5/24/2017

An in-depth look at the braking systems on the production-based motorcycles at Donington Park

From May 26 to 28 the World Superbike Championship is back on the circuit where it all began, Donington Park, for the sixth round of the season. It was on April 3, 1988 at Donington Park that the first race of the first World Superbike Championship was held.

Located in the hills of Leicestershire, Donington Park is a circuit that alternates between two very different sections: the first segment is fast and smooth while the second is full of abrupt braking sections that make it seem like a stop-and-go track.

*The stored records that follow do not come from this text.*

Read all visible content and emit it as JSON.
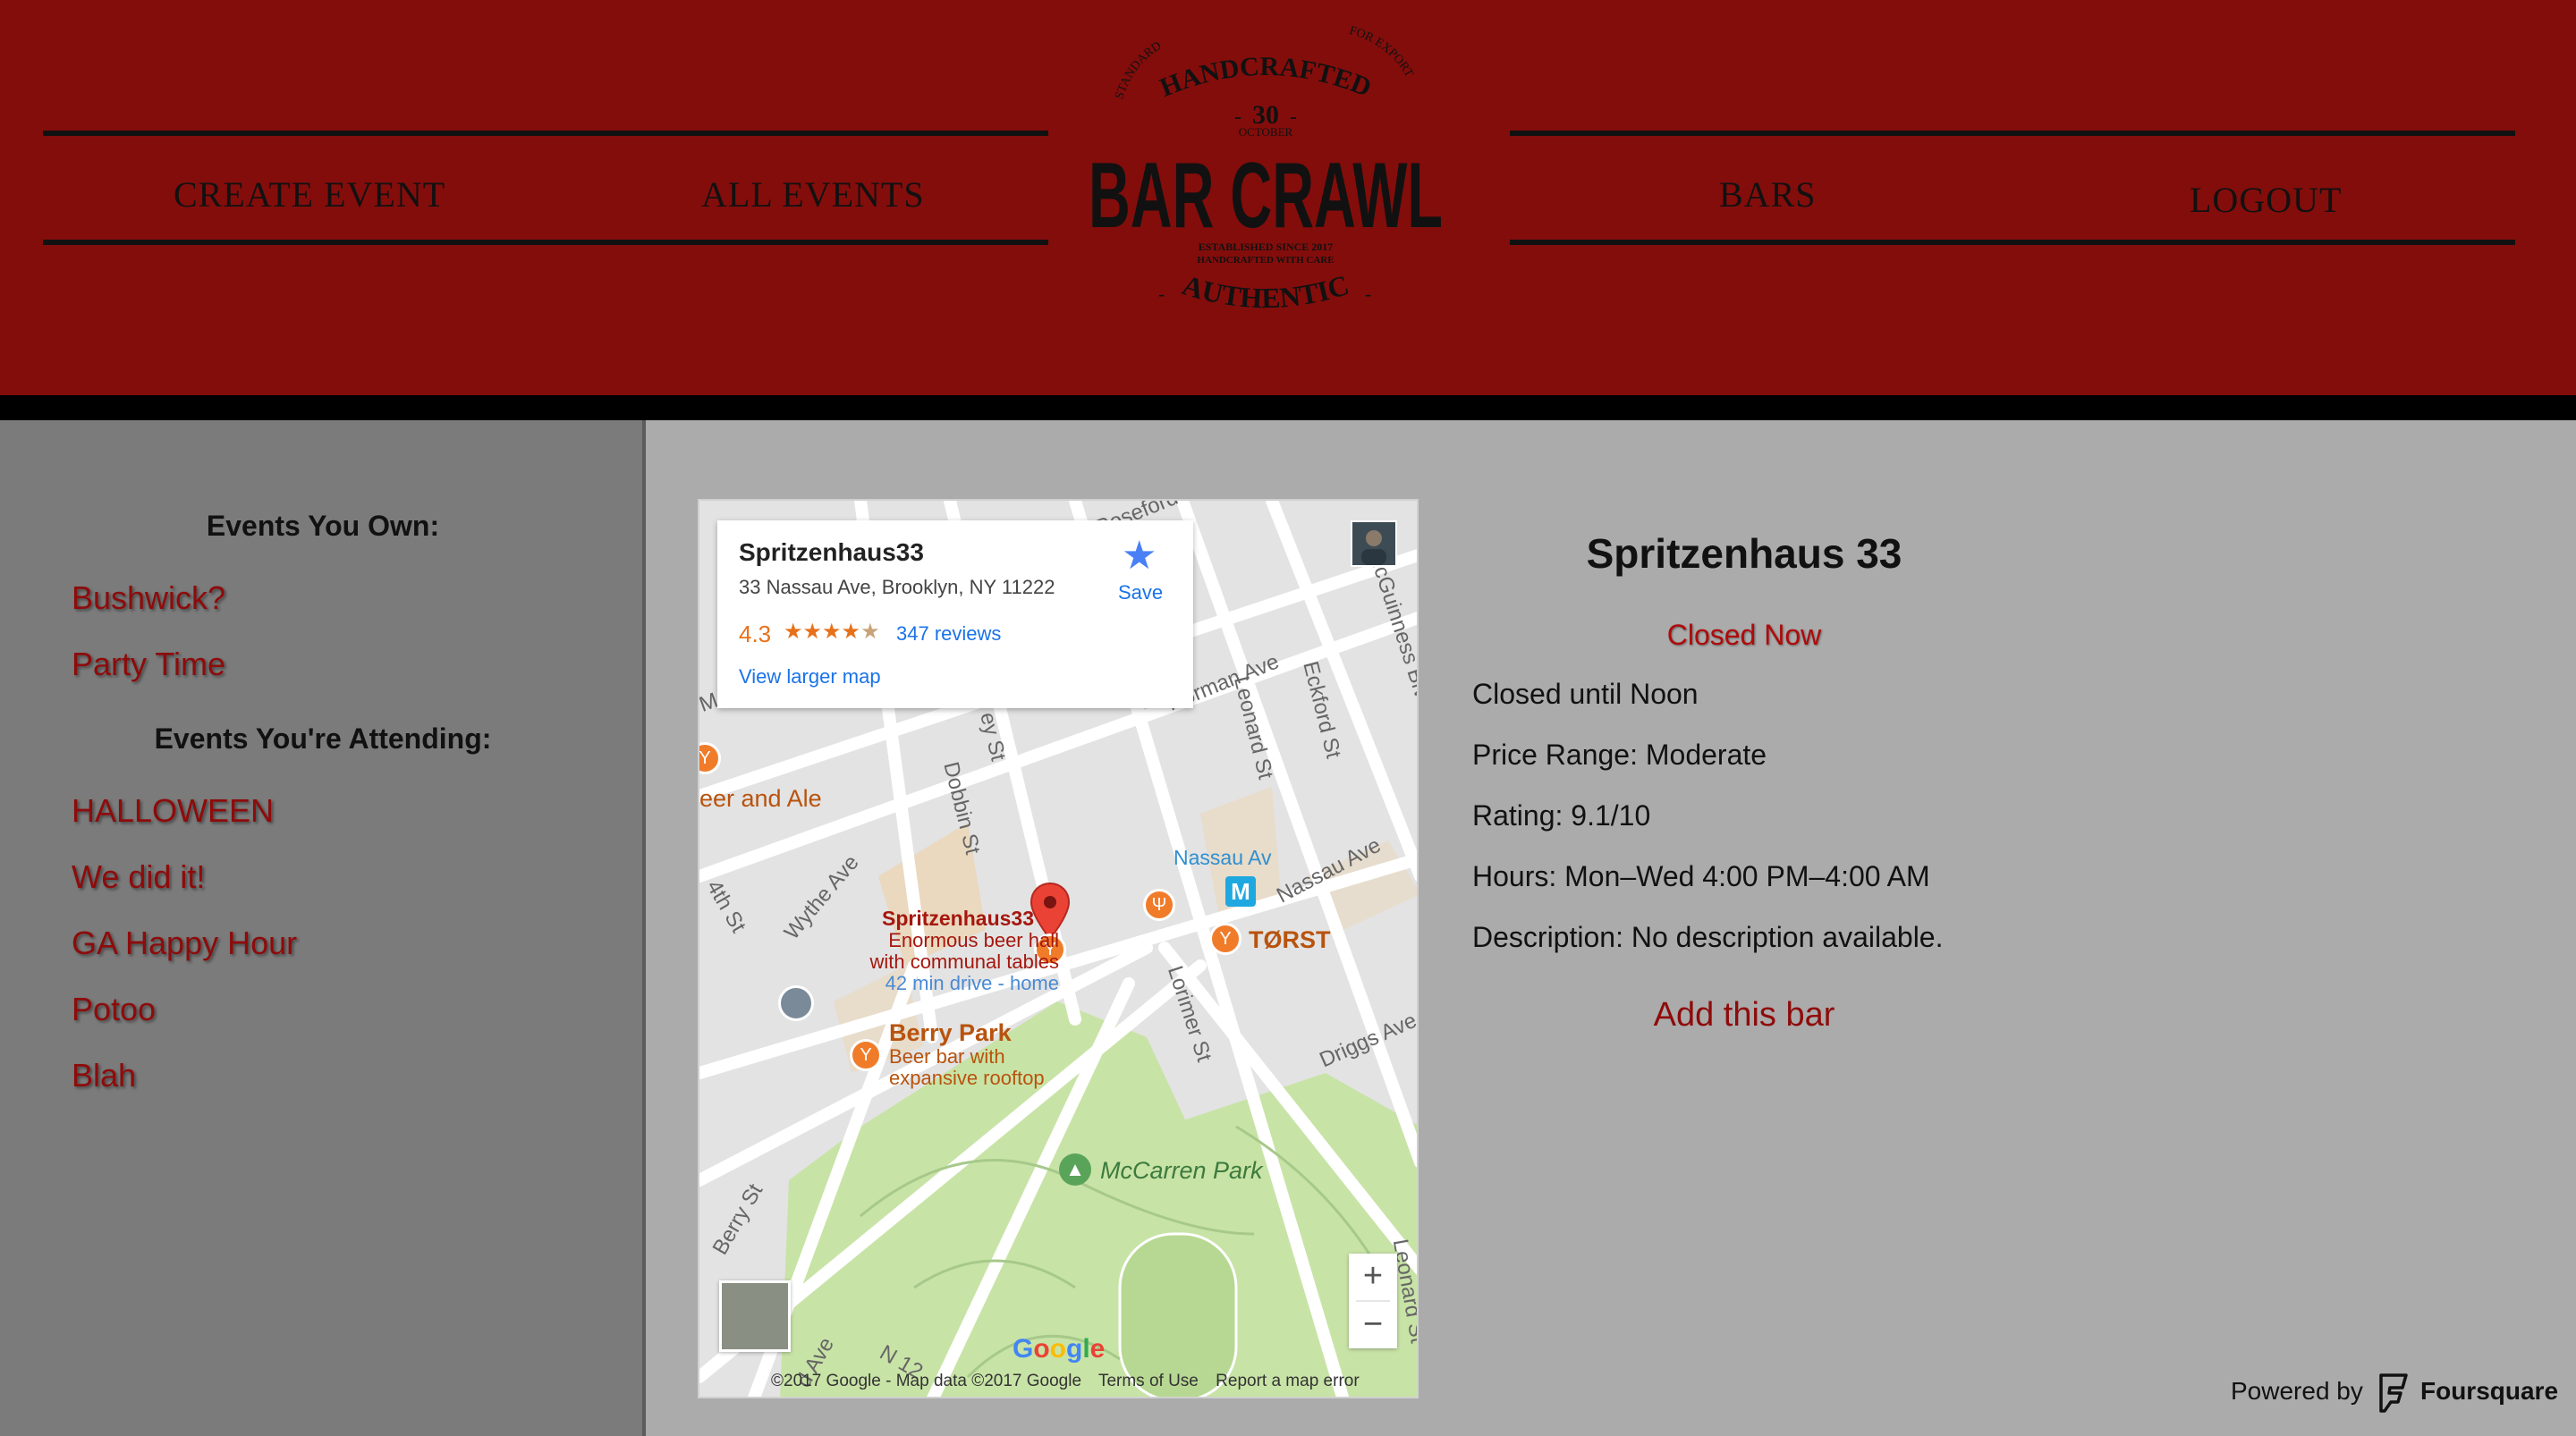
{
  "header": {
    "nav_left": [
      "CREATE EVENT",
      "ALL EVENTS"
    ],
    "nav_right": [
      "BARS",
      "LOGOUT"
    ],
    "logo": {
      "top_arc": "HANDCRAFTED",
      "left_small": "STANDARD",
      "right_small": "FOR EXPORT",
      "number": "30",
      "month": "OCTOBER",
      "title": "BAR CRAWL",
      "established": "ESTABLISHED SINCE 2017",
      "care": "HANDCRAFTED WITH CARE",
      "bottom": "AUTHENTIC"
    }
  },
  "sidebar": {
    "owned_heading": "Events You Own:",
    "owned": [
      "Bushwick?",
      "Party Time"
    ],
    "attending_heading": "Events You're Attending:",
    "attending": [
      "HALLOWEEN",
      "We did it!",
      "GA Happy Hour",
      "Potoo",
      "Blah"
    ]
  },
  "map": {
    "card": {
      "name": "Spritzenhaus33",
      "address": "33 Nassau Ave, Brooklyn, NY 11222",
      "rating": "4.3",
      "stars": 4.3,
      "reviews": "347 reviews",
      "view_larger": "View larger map",
      "save": "Save"
    },
    "streets": [
      "Norman Ave",
      "Leonard St",
      "Eckford St",
      "McGuinness Blvd",
      "Dobbin St",
      "Wythe Ave",
      "Nassau Ave",
      "Lorimer St",
      "Driggs Ave",
      "Berry St",
      "N 12",
      "Lorimer St",
      "Lorimer St",
      "ey St",
      "4th St",
      "d Ave"
    ],
    "street_labels": {
      "norman": "Norman Ave",
      "leonard": "Leonard St",
      "eckford": "Eckford St",
      "mcguinness": "McGuinness Blvd",
      "dobbin": "Dobbin St",
      "wythe": "Wythe Ave",
      "nassau": "Nassau Ave",
      "lorimer": "Lorimer St",
      "driggs": "Driggs Ave",
      "berry": "Berry St",
      "n12": "N 12",
      "leonard_s": "Leonard St",
      "frag_ey": "ey St",
      "frag_4th": "4th St",
      "frag_ave": "d Ave",
      "frag_me": "Me",
      "frag_roseford": "Roseford"
    },
    "pois": {
      "beer_ale": "eer and Ale",
      "spritz_name": "Spritzenhaus33",
      "spritz_sub1": "Enormous beer hall",
      "spritz_sub2": "with communal tables",
      "spritz_drive": "42 min drive - home",
      "nassau_av": "Nassau Av",
      "metro": "M",
      "torst": "TØRST",
      "berry_park": "Berry Park",
      "berry_sub1": "Beer bar with",
      "berry_sub2": "expansive rooftop",
      "mccarren": "McCarren Park"
    },
    "google": "Google",
    "footer": {
      "copyright": "©2017 Google - Map data ©2017 Google",
      "terms": "Terms of Use",
      "report": "Report a map error"
    },
    "zoom_in": "+",
    "zoom_out": "−"
  },
  "details": {
    "title": "Spritzenhaus 33",
    "status": "Closed Now",
    "closed_until": "Closed until Noon",
    "price": "Price Range: Moderate",
    "rating": "Rating: 9.1/10",
    "hours": "Hours: Mon–Wed 4:00 PM–4:00 AM",
    "description": "Description: No description available.",
    "add_button": "Add this bar"
  },
  "footer": {
    "powered_by": "Powered by",
    "brand": "Foursquare"
  },
  "colors": {
    "header": "#830d0b",
    "accent_text": "#8e0b0b",
    "sidebar": "#7b7b7b",
    "content": "#ababab",
    "park": "#c8e3a6",
    "poi": "#f07c2a"
  }
}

Another factor to contend with are the low temperatures that block the brakes from reaching operating temperature. In fact, during both races in 2015 the temperature of the tarmac was just 70° F and the air temperature didn't go over 57°F, although it didn't rain.

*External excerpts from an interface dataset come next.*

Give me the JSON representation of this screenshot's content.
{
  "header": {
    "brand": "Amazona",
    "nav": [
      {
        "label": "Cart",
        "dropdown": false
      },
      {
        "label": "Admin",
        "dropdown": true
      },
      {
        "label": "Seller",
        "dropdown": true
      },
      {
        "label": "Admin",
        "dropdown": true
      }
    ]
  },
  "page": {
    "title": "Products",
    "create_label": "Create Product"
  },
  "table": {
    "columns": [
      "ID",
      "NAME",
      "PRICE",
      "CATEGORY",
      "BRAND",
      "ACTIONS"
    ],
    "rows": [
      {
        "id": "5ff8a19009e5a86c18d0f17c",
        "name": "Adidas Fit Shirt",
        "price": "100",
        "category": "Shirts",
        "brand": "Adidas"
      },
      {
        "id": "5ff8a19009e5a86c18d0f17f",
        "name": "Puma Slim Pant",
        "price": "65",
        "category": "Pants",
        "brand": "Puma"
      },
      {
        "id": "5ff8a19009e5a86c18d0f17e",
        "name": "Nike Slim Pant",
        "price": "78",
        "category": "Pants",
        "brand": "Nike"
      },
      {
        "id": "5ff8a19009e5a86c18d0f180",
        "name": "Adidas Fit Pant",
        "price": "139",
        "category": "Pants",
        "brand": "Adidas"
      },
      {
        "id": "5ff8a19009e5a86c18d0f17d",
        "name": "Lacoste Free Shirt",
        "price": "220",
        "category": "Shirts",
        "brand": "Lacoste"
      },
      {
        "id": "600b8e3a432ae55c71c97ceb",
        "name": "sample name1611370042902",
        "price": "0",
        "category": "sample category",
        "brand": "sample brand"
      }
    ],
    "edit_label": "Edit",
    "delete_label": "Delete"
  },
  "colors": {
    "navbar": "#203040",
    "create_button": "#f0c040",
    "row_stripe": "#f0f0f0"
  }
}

According to Brembo technicians, who work closely with 17 World Superbike riders, Donington Park is a highly demanding circuit for the brakes. On a scale of 1 to 5, it earned a 5 on the difficulty index, exactly the same score given to the tracks at Imola and Chang.


 
grafico sbk x donington.jpg  

The demand on the brakes during the GP

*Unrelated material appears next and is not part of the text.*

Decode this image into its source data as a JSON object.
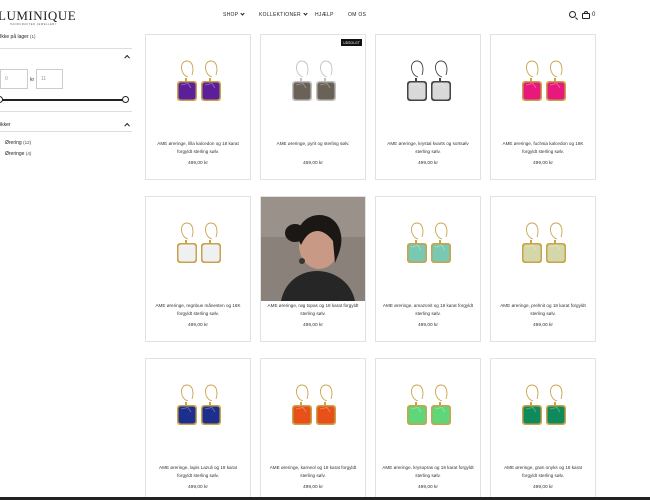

The series of seven braking sections riders face each lap is actually the lowest number found on World Superbike Championship tracks and matches the amount at Phillip Island and Chang International Circuit.

The second part of the track is full of very long braking sections that require the riders to turn to their brakes for 25 seconds per lap. At Lausitzring and in Australia, the riders brake for less time. Even though there aren't many, the braking sections are very demanding on the riders and on the Brembo systems.

This is demonstrated by the average peak deceleration, which is registered at 1.23 G and is just a few thousandths below the record set by the Thai track. Despite being equipped with steel discs, the average deceleration of the Superbikes at Donington Park exceeds that reached on 17 out of 18 MotoGP tracks, where the bikes benefit from using carbon discs.

Summing up all of the force applied by a rider on the brake lever from the starting line to the checkered flag, the result comes in at more than 1,653 lbs, which is one of the lowest in the Superbike Championship.

It may be lower than other circuits, but this force is equivalent to the total weight of Leicester City's first-string starting line-up, goalie excluded, the team that won the 2016 Premier League.


 

The most demanding braking sections

Of the seven braking sections at Donington Park, two are classified as demanding on the brakes and the other five are of medium difficulty.

The most difficult by far is at the start of the Fogarty Esses (turn 9) because the Superbikes arrive going 169 mph and have a few short instants to drop down to 65 mph by the end of the 200-yard braking section.

The riders use their brakes for 3.7 seconds and apply a load of 12.7 lbs on the brake lever, undergoing a deceleration of 1.5 G, which is identical to that on curves 8 and 9 at the Le Mans MotoGP. At the beginning of the Fogarty Esses, the pressure on the Brembo brake fluid in the braking system gets up to 12.4 bar, which is six times the ideal pressure for tapped beer.

The brakes also undergo a great deal of stress at the Redgate Corner (turn 1): the Superbikes go from 160 mph to 59 mph traveling 199 yards in 4.1 seconds. The deceleration measures 1.4 G and the load on the lever is 11 lbs. The greatest loss of speed is registered at the Melbourne Hairpin (turn 11): the bikes reduce their speeds by 109 mph in order to enter the hairpin at about 31 mph.

The riders apply the brakes for 4.9 seconds but since they take the curve going 'just' 141 mph, this corner can't be ranked demanding on the braking system.

 

 

Brembo performance

Brembo brakes equipped Davide Tardozzi's Bimota YB4EI that won the inaugural World Superbike race in 1988. Marco Lucchinelli joined Tardozzi on the podium and then went on to win Race 2 with his Ducati 851, which also had Brembo brakes.

Bikes with Brembo brakes have monopolized the podium at all of the last four World Superbike races run at Donington Park. The last eight races contested at Donington Park were won by Tom Sykes on Kawasaki bikes equipped with Brembo brakes.

Will he be able to make it nine?


 

Brembo S.p.A. | P.IVA 00222620163

Follow us

Follow us on FacebookTwitterYouTubeLinkedIngoogle_plus.jpgPinterestInstagramVineYoukuWeibosnapchat.pngwechat.png